By using a sequence of microworlds, one must address the issue of the learner's transition between microworlds. To smooth this transition, we designed the interface in such a way that these microworlds partially overlap. Each microworld uses a different set of commands for creating and for modifying the components of an experiment (events, sequences or plans). When an experiment has been completed at level N, the system translates this experiment into the representation that it would have at level N+1. The future representation scheme is therefore systematically associated with the actual scheme mastered by the learner. After some time, the learner is invited to express himself directly with the new language (N+1). This principle has been called the `language shift' (Dillenbourg, 1992) and is described more completely in Appendix IV: "The Design Metaphors" (page 33).
- At level 1, an experiment compares n groups of subjects along one dimension. The interface emphasizes the concrete, elementary and chronological aspects of an experiment.
- At level 2, the learner describes an experiment as a set of sequences. A sequence is a generic treatment that can be replicated several times with equivalent materials. The learner designs experiments that test the interaction between two parameters.
- At level 3, the interface reifies the logical structure of the experiment as a plan.
We used the image of the pyramid in order to emphasize the hierarchical relationship between operators that are used in successive microworlds. This notion of hierarchical integration is based on the neo-piagetian theory of Robbie Case (1985). In brief, this theory states that the qualitative improvement of children's cognitive structures is impaired by quantitative limitations in controlling elementary structures. To by-pass this limitation, children restructure their knowledge into higher order schemes that recombine patterns of previously existing sub-schemes. The relationship between Case's theory and MEMOLAB is described in Appendix IV: "The Design Metaphors" (page 33).
The pyramid metaphor illustrates our conception of system design, as we described it initially (see section 2. "Research Methodology" on page 3). In itself, the pyramid is not a very original image. It simply helps the designer to `view' his own system within a theoretical framework, for instance to think of the relationship between two corresponding system operators at different levels as the relationship between two schemas in Case's theory.
Learning does not only result from solving problems or using tools, but also from interacting with agents about these on-going activities. Even if the environment is rich and structured, some learners may need help while they solve problems. Some learners need to be pushed forward, otherwise they repeatedly use the same inefficient methods. An agent can of course be human, e.g. a tutor who monitors the learner's work or some peer learner sharing a desk. Regarding computational agents, we distinguish two types of agents:
This discrimination between two classes of agents has been essential in separating pedagogical knowledge from domain-specific knowledge and therefore to extract from MEMOLAB the components that constitute the toolbox. This architecture will be described in the next section.

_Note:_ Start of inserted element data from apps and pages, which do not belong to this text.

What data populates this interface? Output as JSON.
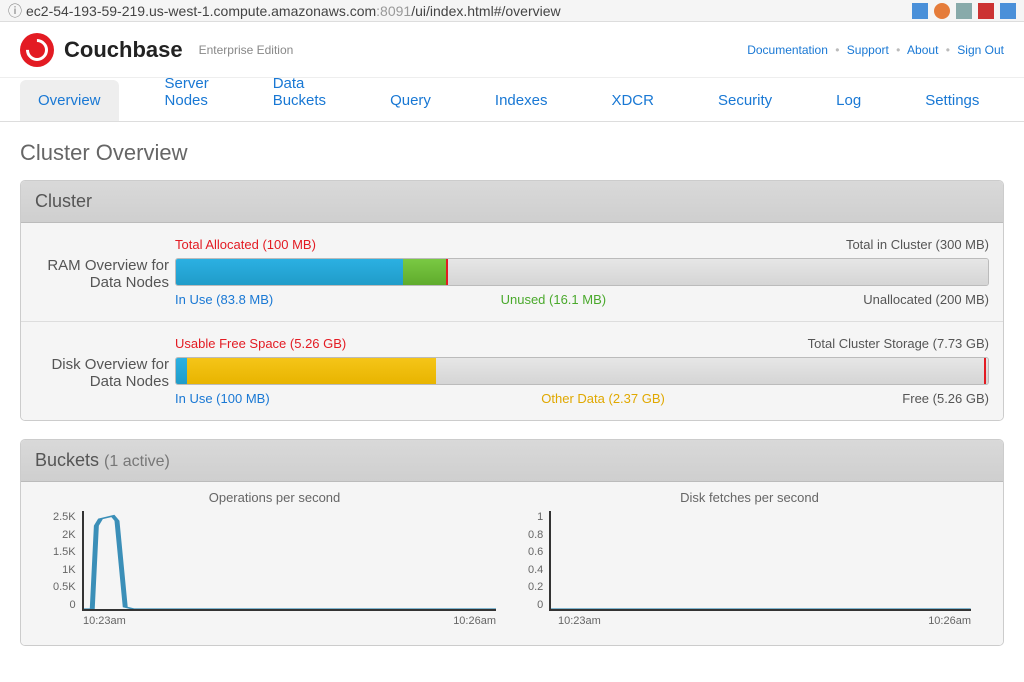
{
  "url": {
    "host": "ec2-54-193-59-219.us-west-1.compute.amazonaws.com",
    "port": ":8091",
    "path": "/ui/index.html#/overview"
  },
  "brand": {
    "name": "Couchbase",
    "edition": "Enterprise Edition"
  },
  "header_links": {
    "docs": "Documentation",
    "support": "Support",
    "about": "About",
    "signout": "Sign Out"
  },
  "nav": [
    "Overview",
    "Server Nodes",
    "Data Buckets",
    "Query",
    "Indexes",
    "XDCR",
    "Security",
    "Log",
    "Settings"
  ],
  "page_title": "Cluster Overview",
  "cluster": {
    "title": "Cluster",
    "ram": {
      "label": "RAM Overview for Data Nodes",
      "total_allocated": "Total Allocated (100 MB)",
      "total_cluster": "Total in Cluster (300 MB)",
      "in_use": "In Use (83.8 MB)",
      "unused": "Unused (16.1 MB)",
      "unallocated": "Unallocated (200 MB)"
    },
    "disk": {
      "label": "Disk Overview for Data Nodes",
      "usable_free": "Usable Free Space (5.26 GB)",
      "total_storage": "Total Cluster Storage (7.73 GB)",
      "in_use": "In Use (100 MB)",
      "other": "Other Data (2.37 GB)",
      "free": "Free (5.26 GB)"
    }
  },
  "buckets": {
    "title": "Buckets",
    "subtitle": "(1 active)",
    "chart1": {
      "title": "Operations per second",
      "yticks": [
        "2.5K",
        "2K",
        "1.5K",
        "1K",
        "0.5K",
        "0"
      ],
      "x_start": "10:23am",
      "x_end": "10:26am"
    },
    "chart2": {
      "title": "Disk fetches per second",
      "yticks": [
        "1",
        "0.8",
        "0.6",
        "0.4",
        "0.2",
        "0"
      ],
      "x_start": "10:23am",
      "x_end": "10:26am"
    }
  },
  "chart_data": [
    {
      "type": "line",
      "title": "Operations per second",
      "ylim": [
        0,
        2500
      ],
      "x_start": "10:23am",
      "x_end": "10:26am",
      "series": [
        {
          "name": "ops",
          "points_rel": [
            [
              0,
              1
            ],
            [
              0.02,
              1
            ],
            [
              0.03,
              0.15
            ],
            [
              0.04,
              0.08
            ],
            [
              0.07,
              0.05
            ],
            [
              0.08,
              0.1
            ],
            [
              0.1,
              0.98
            ],
            [
              0.12,
              1
            ],
            [
              1,
              1
            ]
          ]
        }
      ]
    },
    {
      "type": "line",
      "title": "Disk fetches per second",
      "ylim": [
        0,
        1
      ],
      "x_start": "10:23am",
      "x_end": "10:26am",
      "series": [
        {
          "name": "fetches",
          "points_rel": [
            [
              0,
              1
            ],
            [
              1,
              1
            ]
          ]
        }
      ]
    }
  ]
}
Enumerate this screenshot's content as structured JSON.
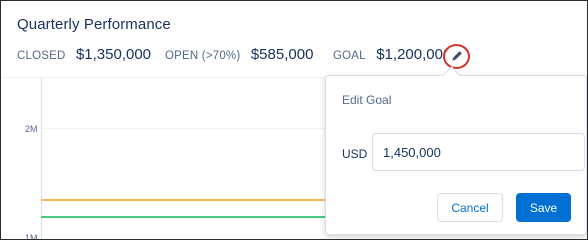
{
  "card": {
    "title": "Quarterly Performance"
  },
  "metrics": {
    "closed": {
      "label": "CLOSED",
      "value": "$1,350,000"
    },
    "open": {
      "label": "OPEN (>70%)",
      "value": "$585,000"
    },
    "goal": {
      "label": "GOAL",
      "value": "$1,200,000"
    }
  },
  "edit_icon": "pencil-icon",
  "chart": {
    "y_ticks": [
      "2M",
      "1M"
    ],
    "colors": {
      "closed": "#4bca81",
      "goal": "#ffb75d",
      "axis": "#d8dde6"
    }
  },
  "popover": {
    "title": "Edit Goal",
    "currency": "USD",
    "input_value": "1,450,000",
    "cancel_label": "Cancel",
    "save_label": "Save"
  },
  "colors": {
    "brand": "#0070d2",
    "text_primary": "#16325c",
    "text_secondary": "#54698d",
    "highlight_ring": "#d0322d"
  }
}
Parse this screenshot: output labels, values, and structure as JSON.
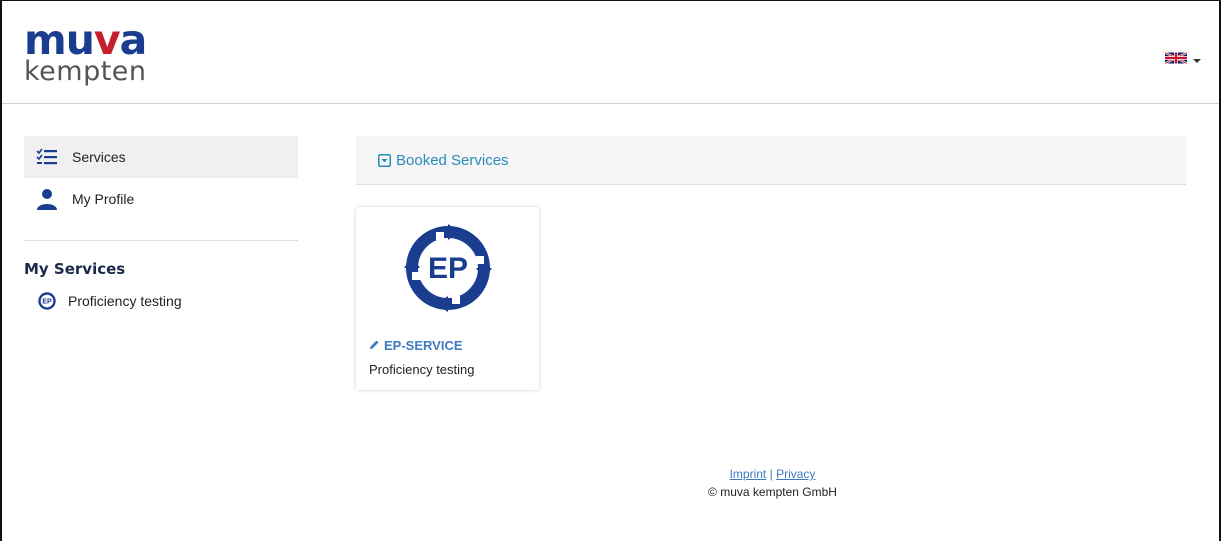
{
  "brand": {
    "line1_a": "mu",
    "line1_b": "v",
    "line1_c": "a",
    "line2": "kempten"
  },
  "header": {
    "language": "English",
    "flag_icon": "uk-flag-icon"
  },
  "sidebar": {
    "nav": [
      {
        "label": "Services",
        "icon": "checklist-icon"
      },
      {
        "label": "My Profile",
        "icon": "user-icon"
      }
    ],
    "section_title": "My Services",
    "services": [
      {
        "label": "Proficiency testing",
        "icon": "ep-logo-icon"
      }
    ]
  },
  "main": {
    "panel_title": "Booked Services",
    "cards": [
      {
        "code": "EP-SERVICE",
        "description": "Proficiency testing",
        "logo_text": "EP"
      }
    ]
  },
  "footer": {
    "imprint": "Imprint",
    "separator": "|",
    "privacy": "Privacy",
    "copyright": "© muva kempten GmbH"
  },
  "colors": {
    "brand_blue": "#1b3d8f",
    "brand_red": "#c51f2c",
    "link": "#3f7bbf",
    "panel_title": "#2a8ab8"
  }
}
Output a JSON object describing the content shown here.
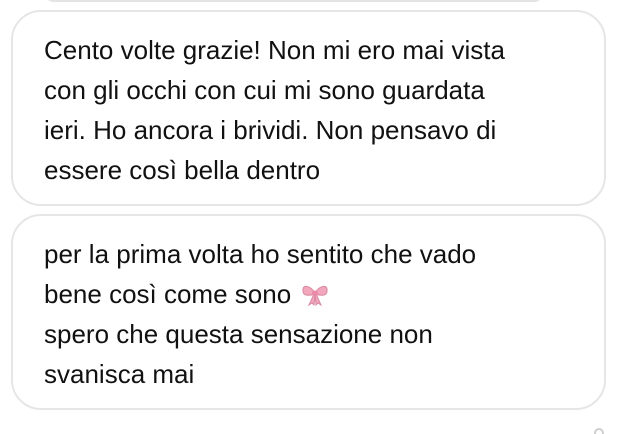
{
  "messages": [
    {
      "lines": [
        "Cento volte grazie! Non mi ero mai vista",
        "con gli occhi con cui mi sono guardata",
        "ieri. Ho ancora i brividi. Non pensavo di",
        "essere così bella dentro"
      ]
    },
    {
      "lines": [
        "per la prima volta ho sentito che vado",
        "bene così come sono",
        "spero che questa sensazione non",
        "svanisca mai"
      ],
      "emoji": "ribbon-bow-icon"
    }
  ],
  "colors": {
    "bubble_border": "#e6e6e6",
    "text": "#111111",
    "bow_pink": "#f2a7bd"
  }
}
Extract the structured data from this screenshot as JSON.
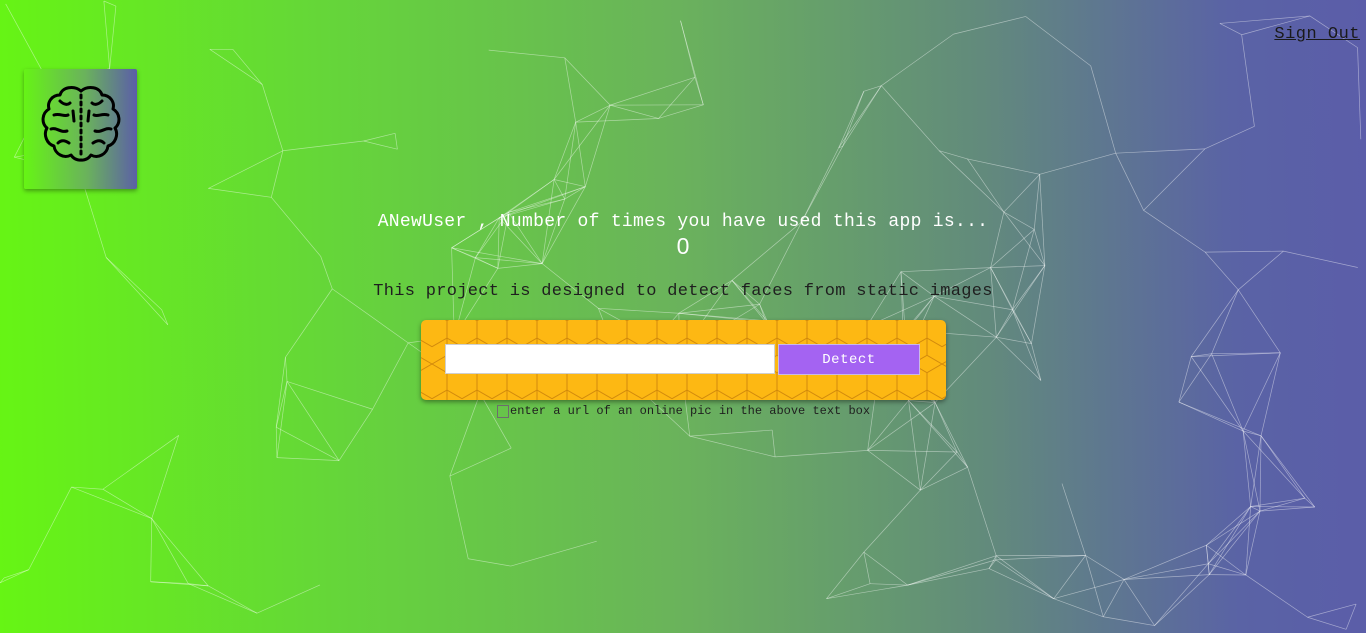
{
  "header": {
    "sign_out_label": "Sign Out"
  },
  "logo": {
    "icon": "brain-icon"
  },
  "main": {
    "greeting": "ANewUser , Number of times you have used this app is...",
    "usage_count": "0",
    "description": "This project is designed to detect faces from static images"
  },
  "form": {
    "url_value": "",
    "url_placeholder": "",
    "detect_label": "Detect",
    "hint": "enter a url of an online pic in the above text box"
  },
  "colors": {
    "gradient_start": "#66f514",
    "gradient_end": "#5b5da9",
    "panel": "#fdb813",
    "button": "#a463f2"
  }
}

- Agents that conduct domain specific interactions (i.e. help to build an experiment). These agents can be domain experts or a computerized collaborative learner (Dillenbourg & Self, 1992b). One can also have several experts that solve the same problem with different viewpoints (Moyse & Elsom-Cook, 1992). The interaction between the expert and the human learner concerns the problem to be solved.
- Agents that select and monitor learning activities or help the learner to manage his own learning process. In MEMOLAB, we discriminated two kinds of pedagogical agents, the tutors and the coach who is a kind of "tutor in chief". The various tutors have the same function but fulfill it differently according to their style.